TASK INSTRUCTIONS:
What is needed is a copy of each line in the listing below that contains "true".

******************************

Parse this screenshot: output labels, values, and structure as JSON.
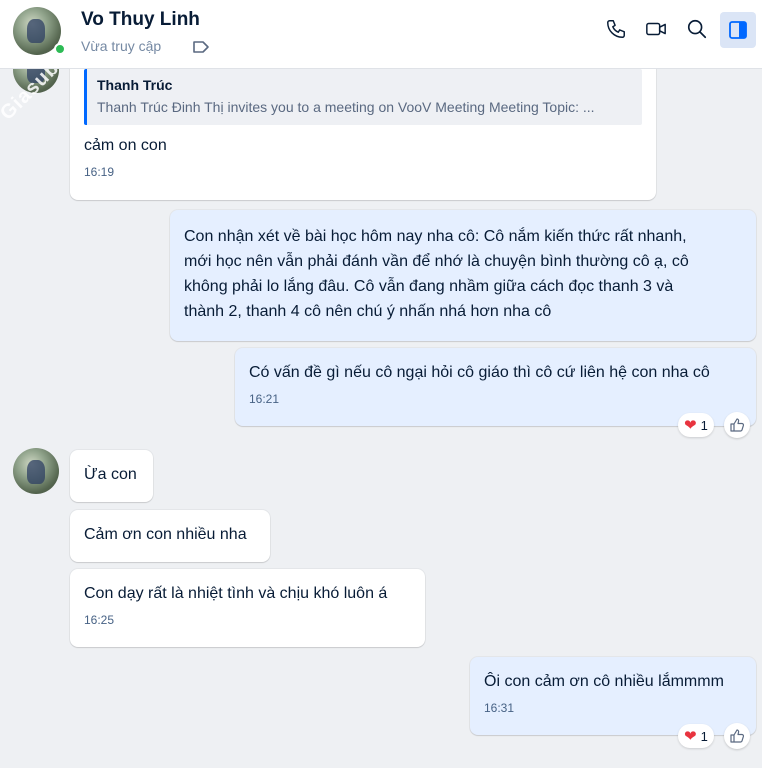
{
  "header": {
    "name": "Vo Thuy Linh",
    "status": "Vừa truy cập"
  },
  "chat": {
    "watermark": "Giasuba",
    "messages": {
      "m1": {
        "quote_name": "Thanh Trúc",
        "quote_text": "Thanh Trúc Đinh Thị invites you to a meeting on VooV Meeting Meeting Topic: ...",
        "text": "cảm on con",
        "time": "16:19"
      },
      "m2": {
        "line1": "Con nhận xét về bài học hôm nay nha cô: Cô nắm kiến thức rất nhanh,",
        "line2": "mới học nên vẫn phải đánh vần để nhớ là chuyện bình thường cô ạ, cô",
        "line3": "không phải lo lắng đâu. Cô vẫn đang nhầm giữa cách đọc thanh 3 và",
        "line4": "thành 2, thanh 4 cô nên chú ý nhấn nhá hơn nha cô"
      },
      "m3": {
        "text": "Có vấn đề gì nếu cô ngại hỏi cô giáo thì cô cứ liên hệ con nha cô",
        "time": "16:21",
        "reaction_count": "1"
      },
      "m4": {
        "text": "Ừa con"
      },
      "m5": {
        "text": "Cảm ơn con nhiều nha"
      },
      "m6": {
        "text": "Con dạy rất là nhiệt tình và chịu khó luôn á",
        "time": "16:25"
      },
      "m7": {
        "text": "Ôi con cảm ơn cô nhiều lắmmmm",
        "time": "16:31",
        "reaction_count": "1"
      }
    }
  },
  "icons": {
    "call": "phone-icon",
    "video": "video-call-icon",
    "search": "search-icon",
    "panel": "sidebar-toggle-icon",
    "tag": "label-tag-icon",
    "reaction": "heart-icon",
    "like": "thumbs-up-icon"
  },
  "colors": {
    "accent": "#0068ff",
    "outgoing_bubble": "#e5efff",
    "incoming_bubble": "#ffffff",
    "online": "#2dbb55",
    "heart": "#e8343f"
  }
}
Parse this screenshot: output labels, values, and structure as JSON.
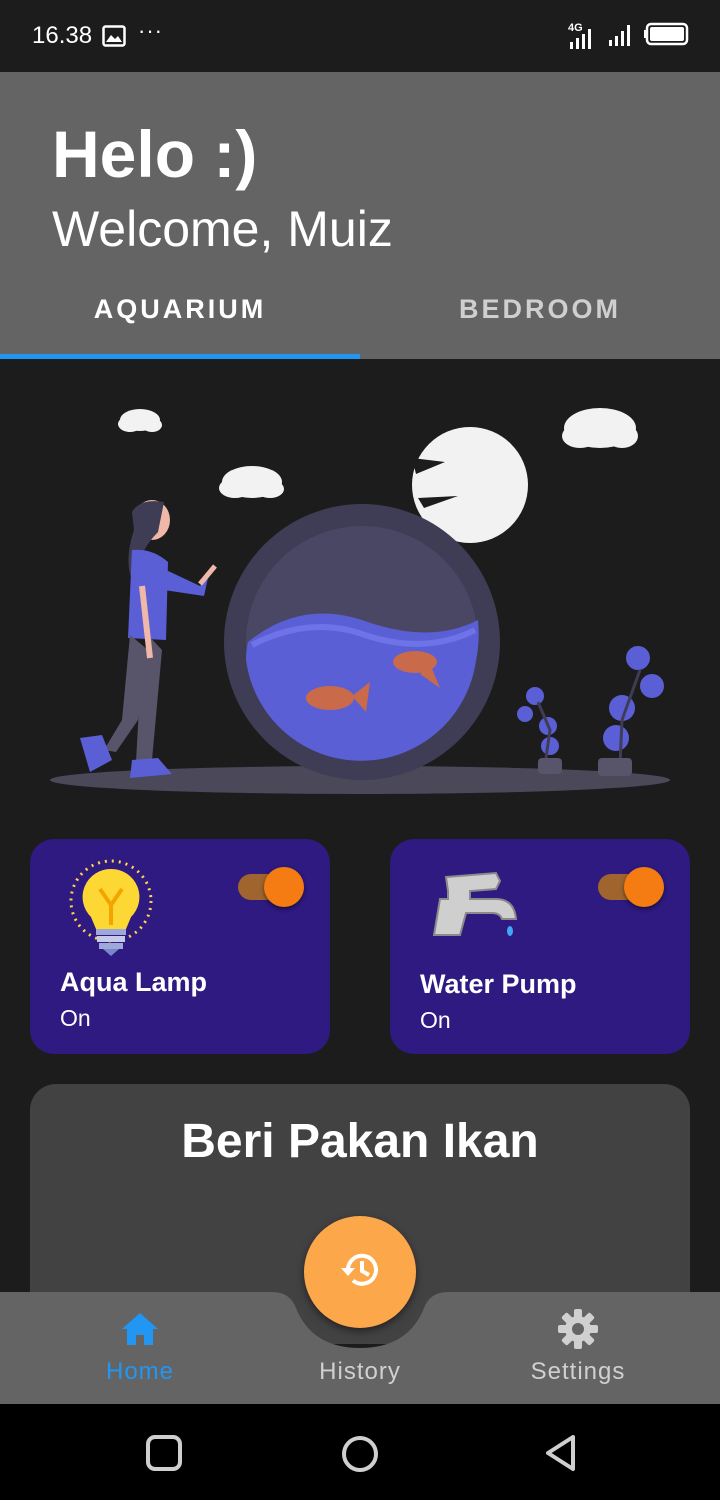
{
  "status_bar": {
    "time": "16.38",
    "dots": "···",
    "network": "4G"
  },
  "header": {
    "greeting": "Helo :)",
    "welcome": "Welcome, Muiz",
    "tabs": [
      {
        "label": "AQUARIUM",
        "selected": true
      },
      {
        "label": "BEDROOM",
        "selected": false
      }
    ]
  },
  "devices": [
    {
      "name": "Aqua Lamp",
      "state": "On",
      "icon": "lightbulb-icon",
      "enabled": true
    },
    {
      "name": "Water Pump",
      "state": "On",
      "icon": "faucet-icon",
      "enabled": true
    }
  ],
  "feed": {
    "title": "Beri Pakan Ikan"
  },
  "bottom_nav": {
    "items": [
      {
        "label": "Home",
        "icon": "home-icon",
        "active": true
      },
      {
        "label": "History",
        "icon": "history-icon",
        "active": false
      },
      {
        "label": "Settings",
        "icon": "gear-icon",
        "active": false
      }
    ]
  },
  "colors": {
    "accent": "#2196f3",
    "card": "#2e1a80",
    "toggle": "#f57c12",
    "fab": "#fca84a",
    "header": "#646464"
  }
}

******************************

TASK RESPONSE:
        "selected": true
      "enabled": true
      "enabled": true
        "active": true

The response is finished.